Our work makes breakthrough moments possible

We want to ensure every child and adult with complex disabilities gets the help they deserve. We’re determined to provide a place where everyone belongs, where difference is valued and no one is left out.

Everyone connected to Sense has responded with dedication, creativity, care and generosity since the pandemic hit. It’s meant we have continued to be here for the people we support and our specialist skills have continued to shine through.

We could not have achieved this without you. Thank you.  

How you helped Sense

1. Giving children and families the best possible start

It’s vital that children like Greta who are born deafblind or have complex disabilities get help as early as possible. Sense specialists have the expertise to understand a child’s ways of communicating.

In partnership with parents or carers, we support each and every child to learn and grow in confidence. 

Sense’s support for children and families last year:

  • 2,456 children, young people and families engaged with our support.
  • 52 online family events connected 510 families together for information, support and activities.
  • 266 families were empowered with specialist technology and equipment to access online support.

It’s difficult to think what life would be like if we didn’t have Sense.

Zoe, Greta’s mum

2. Helping adults with complex disabilities live and learn

A man with sunglasses on sits in a music room playing guitar.

Sense helps people with complex disabilities like Fernando to open doors that would otherwise be closed to them.

We support people to live independently and keep learning throughout their lives.

Sense’s support for adults last year:

  • 335 adults were empowered to live more independently in our Sense residential and supported living services.
  • 245 young people participated in our education programmes for 16-25-year-olds.
  • 94% of Sense services were rated as ‘Good’ or ‘Outstanding’ by the Care Quality Commission.

“When Fernando started spending time at a Sense Centre, he began to shine again.”

Carole, sister of Fernando, who attends a Sense Centre.

3. Helping people feel less lonely

Saihan, a young man with glasses and short black hair, smiling

Sense supports people like Saihan to build their confidence, become more independent, be active in their community, and find a route out of loneliness.

Sense’s support fighting loneliness last year:
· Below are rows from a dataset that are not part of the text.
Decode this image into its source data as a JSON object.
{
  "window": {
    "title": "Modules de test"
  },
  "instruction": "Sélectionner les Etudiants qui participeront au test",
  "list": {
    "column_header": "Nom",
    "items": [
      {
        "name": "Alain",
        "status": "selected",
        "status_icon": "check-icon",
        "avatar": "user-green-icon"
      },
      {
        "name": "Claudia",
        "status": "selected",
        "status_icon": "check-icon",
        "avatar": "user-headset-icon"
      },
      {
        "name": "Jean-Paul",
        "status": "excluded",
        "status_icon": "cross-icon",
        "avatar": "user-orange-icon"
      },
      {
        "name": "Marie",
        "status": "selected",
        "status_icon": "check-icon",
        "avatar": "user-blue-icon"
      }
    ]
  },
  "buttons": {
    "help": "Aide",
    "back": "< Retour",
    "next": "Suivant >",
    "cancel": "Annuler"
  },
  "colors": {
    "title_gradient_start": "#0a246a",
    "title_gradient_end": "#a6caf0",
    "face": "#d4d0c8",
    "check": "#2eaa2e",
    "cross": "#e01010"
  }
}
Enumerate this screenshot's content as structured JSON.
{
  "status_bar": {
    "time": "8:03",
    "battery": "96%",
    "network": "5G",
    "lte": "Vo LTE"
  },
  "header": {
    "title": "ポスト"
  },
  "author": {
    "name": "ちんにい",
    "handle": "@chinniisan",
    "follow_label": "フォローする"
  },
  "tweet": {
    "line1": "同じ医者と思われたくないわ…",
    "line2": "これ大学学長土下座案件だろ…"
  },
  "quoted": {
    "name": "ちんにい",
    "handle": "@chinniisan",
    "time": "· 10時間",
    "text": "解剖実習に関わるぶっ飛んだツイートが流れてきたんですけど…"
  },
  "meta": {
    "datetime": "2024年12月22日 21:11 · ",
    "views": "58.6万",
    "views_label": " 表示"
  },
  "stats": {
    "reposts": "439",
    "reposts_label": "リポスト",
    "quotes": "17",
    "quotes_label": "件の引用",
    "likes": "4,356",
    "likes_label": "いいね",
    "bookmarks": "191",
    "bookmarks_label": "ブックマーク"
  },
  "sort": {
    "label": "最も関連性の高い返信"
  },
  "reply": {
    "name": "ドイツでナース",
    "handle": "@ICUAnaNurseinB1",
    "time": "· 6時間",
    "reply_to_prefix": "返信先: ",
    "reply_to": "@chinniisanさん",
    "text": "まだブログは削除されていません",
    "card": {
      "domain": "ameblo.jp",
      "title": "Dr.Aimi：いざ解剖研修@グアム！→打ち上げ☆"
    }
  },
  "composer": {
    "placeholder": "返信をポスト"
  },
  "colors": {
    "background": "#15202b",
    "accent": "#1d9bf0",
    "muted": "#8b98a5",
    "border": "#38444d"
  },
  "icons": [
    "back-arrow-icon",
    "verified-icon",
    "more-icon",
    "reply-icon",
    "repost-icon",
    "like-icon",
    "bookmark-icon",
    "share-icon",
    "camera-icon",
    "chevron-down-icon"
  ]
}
  • 6,000 people participated in our online and face-to-face meet-ups and activities. 
  • 1,352 arts and wellbeing boxes distributed to people’s homes brought fun and joy.
  • 139 children and young people participated in our ‘Get Out There’ short breaks and social groups.

Sense volunteers have helped me so much.

Saihan, a participant on Sense’s Buddying service

4. Inspiring people to take action

A woman standing outside wearing glasses and a stripey top. She's smiling.

We’re working to bring about the day when no one with complex disabilities is left out of life.

We’re committed to spreading the word about our vital work and to ensuring those who are deafblind or living with complex disabilities have their voice heard.

Sense’s impact inspiring people to take action last year:

  • 8,000 people pledged their support to tackle loneliness among disabled people for our Left Out of Life campaign.
  • 1,000 people supported our letter calling on government to reintroduce support for disabled adults and their families.
  • 50 meetings with parliamentarians, in which we championed the needs of people with complex disabilities during the pandemic.

Thanks to Sense’s campaigning work, I’ve been able to share my story with the nation in the hope that people understand the difficulties of disabled people and want to change the world for the better.

Natalie, who has a Sense communicator guide